Figuring out how to render the roads correctly in OpenSAGE turned out to be a little more challenging than expected. This is the seventh post in a series describing the journey. After finding out when to render which crossing texture in the previous post, we can now proceed to actually rendering them.

Consider the following screenshot of the same crossing with three different road types in wireframe mode:

Three crossings in wireframe mode

In order to render a crossing, there are three things we need to figure out:

  • The position and size of the rectangle in world coordinates where we want to render the texture
  • The coordinates of that rectangle in texture space
  • The end points of the adjacent road segments - it might not be obvious, but if you look closely at the rightmost road, you can see that the connected road segments sightly overlap the crossing texture (points G and H). It's best visible at point I that the adjacent road segment does not start at the edge of the crossing texture.

Let's start with the first problem.

World coordinates

The size of the rectangle and its position relative to the crossing node position depends on the RoadWidth as well as the RoadWidthInTexture. Here are the definitions of the three road types shown above:

Road GravelRoad
  Texture = TRGravelRoad.tga
  RoadWidth = 33
  RoadWidthInTexture = .95

Road TwoLaneDarkDotted
  Texture = TRTwoLane6.tga
  RoadWidth = 35.0
  RoadWidthInTexture = 0.9

Road FourLaneDark
  Texture = TRFourLane2.tga
  RoadWidth = 60.0
  RoadWidthInTexture = 0.9

The larger RoadWidth and RoadWidthInTexture (remember, they are multiplied together), the larger the rectangle is going to be. By experimenting with different road types and measuring their sizes (like we did for straight roads), it should be possible to find formulas for calculating them. But wait...there are some road types with a RoadWidthInTexture of 3:

Road Helipad
  Texture = TRHelipad.tga
  RoadWidth = 15
  RoadWidthInTexture = 3

What's that supposed to mean?

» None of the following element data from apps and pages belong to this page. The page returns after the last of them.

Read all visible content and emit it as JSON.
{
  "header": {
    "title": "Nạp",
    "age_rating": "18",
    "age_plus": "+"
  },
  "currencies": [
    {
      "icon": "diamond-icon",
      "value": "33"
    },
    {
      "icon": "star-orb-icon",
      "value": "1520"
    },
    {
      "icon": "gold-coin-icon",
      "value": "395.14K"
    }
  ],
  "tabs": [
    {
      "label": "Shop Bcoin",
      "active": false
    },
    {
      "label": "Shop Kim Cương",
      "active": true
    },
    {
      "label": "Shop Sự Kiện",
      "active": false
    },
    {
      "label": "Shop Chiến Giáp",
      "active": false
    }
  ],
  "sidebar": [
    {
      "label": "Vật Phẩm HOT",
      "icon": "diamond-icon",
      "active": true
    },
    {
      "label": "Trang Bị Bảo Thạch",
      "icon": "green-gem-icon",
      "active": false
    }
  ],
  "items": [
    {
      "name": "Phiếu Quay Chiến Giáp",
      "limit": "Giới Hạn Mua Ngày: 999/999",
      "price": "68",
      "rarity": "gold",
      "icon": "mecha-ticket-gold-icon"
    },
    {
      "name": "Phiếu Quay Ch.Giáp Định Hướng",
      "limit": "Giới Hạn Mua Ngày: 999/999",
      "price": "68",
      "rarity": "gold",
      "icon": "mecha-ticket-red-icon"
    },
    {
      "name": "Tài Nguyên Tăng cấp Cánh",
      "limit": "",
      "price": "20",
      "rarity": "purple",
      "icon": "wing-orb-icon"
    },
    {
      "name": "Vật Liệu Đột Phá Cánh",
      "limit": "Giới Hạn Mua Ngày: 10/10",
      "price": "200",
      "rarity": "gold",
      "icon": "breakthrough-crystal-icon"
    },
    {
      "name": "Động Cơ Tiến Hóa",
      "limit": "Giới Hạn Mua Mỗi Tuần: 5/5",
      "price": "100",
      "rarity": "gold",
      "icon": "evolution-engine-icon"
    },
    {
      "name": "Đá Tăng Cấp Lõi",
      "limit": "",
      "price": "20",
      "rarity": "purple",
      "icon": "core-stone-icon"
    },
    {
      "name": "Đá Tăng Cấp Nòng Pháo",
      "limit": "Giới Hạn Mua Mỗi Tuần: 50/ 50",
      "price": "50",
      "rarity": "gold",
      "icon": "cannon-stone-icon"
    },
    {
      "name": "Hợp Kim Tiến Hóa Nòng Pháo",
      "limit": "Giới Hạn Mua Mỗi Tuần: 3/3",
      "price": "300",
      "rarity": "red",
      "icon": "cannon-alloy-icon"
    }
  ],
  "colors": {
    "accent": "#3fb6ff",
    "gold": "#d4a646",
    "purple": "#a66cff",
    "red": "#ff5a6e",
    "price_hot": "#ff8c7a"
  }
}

Several things are strange in the texture:

Helipad texture

  • There are no different textures for the various road types, just a single one.
  • By default, the straight road texture takes up the top 25% of the whole image (light blue rectangle), but because the RoadWidthInTexture is so large, it now takes up a much bigger portion (dark blue rectangle).
  • They look utterly broken when we try to create crossings:

Helipad crossing in wireframe mode

Apparently these special textures are not supposed to form crossings or curves. None of these special road types are actual "roads" (another example would be the "Caution" texture we talked about in part 3).

To be honest, this seems more like a hack than anything else, but examining what happens when we do create a helipad crossing can give us some insights into the formulas we're trying to recreate:

  • The rectangle for the crossing seems to be way too small, so it doesn't just linearly scale with RoadWidthInTexture.
  • The crossing rectangle contains a small part of the helipad texture, which confirms that this texture just isn't meant to be used for crossings. It can still help us to find the formula for the texture coordinates later, though!

But first, without further ado, here are the rectangle sizes for all crossing types:

Crossing type Width Height
T RoadWidthInTexture + Stub + Overlap RoadWidthInTexture + 2 * Stub + 2 * Overlap
X RoadWidthInTexture + 2 * Stub + 2 * Overlap RoadWidthInTexture + 2 * Stub + 2 * Overlap
Symmetric Y 1.59 1.065 + Overlap
Asymmetric Y 1.2 + RoadWidthInTexture / 2 1.33 + Overlap

Stub is the length of the little "arms" extruding from the T and X crossings and can be calculated with the formula 0.5 * (1 - RoadWidthInTexture). This is also the reason why the crossings are broken when RoadWidthInTexture becomes larger than 1.

All width and height values still need to be multiplied by RoadWidth to get the final result.

The formulas for T and X crossings make sense when you think about them, but the other two just contain magic numbers. Maybe they can be derived somehow...but we haven't found an explanation yet. Still, they appear to work, and that's good enough for now. :-)

Rectangle offsets

When we know the size of the rectangle, we can calculate the offset of the node position from the top left corner:

Crossing type X Y
T 0.5 * RoadWidth 0.5 * Height
X 0.5 * Width 0.5 * Height
Symmetric Y 0.547 * RoadWidth 0.269 * Height
Asymmetric Y 0.5 * RoadWidth * RoadWidthInTexture 0.2 * Height

Node positions in the crossing textures

Next time, we'll solve the other two problems (figuring out the texture coordinates and calculating the start positions of the adjacent road segments A-M).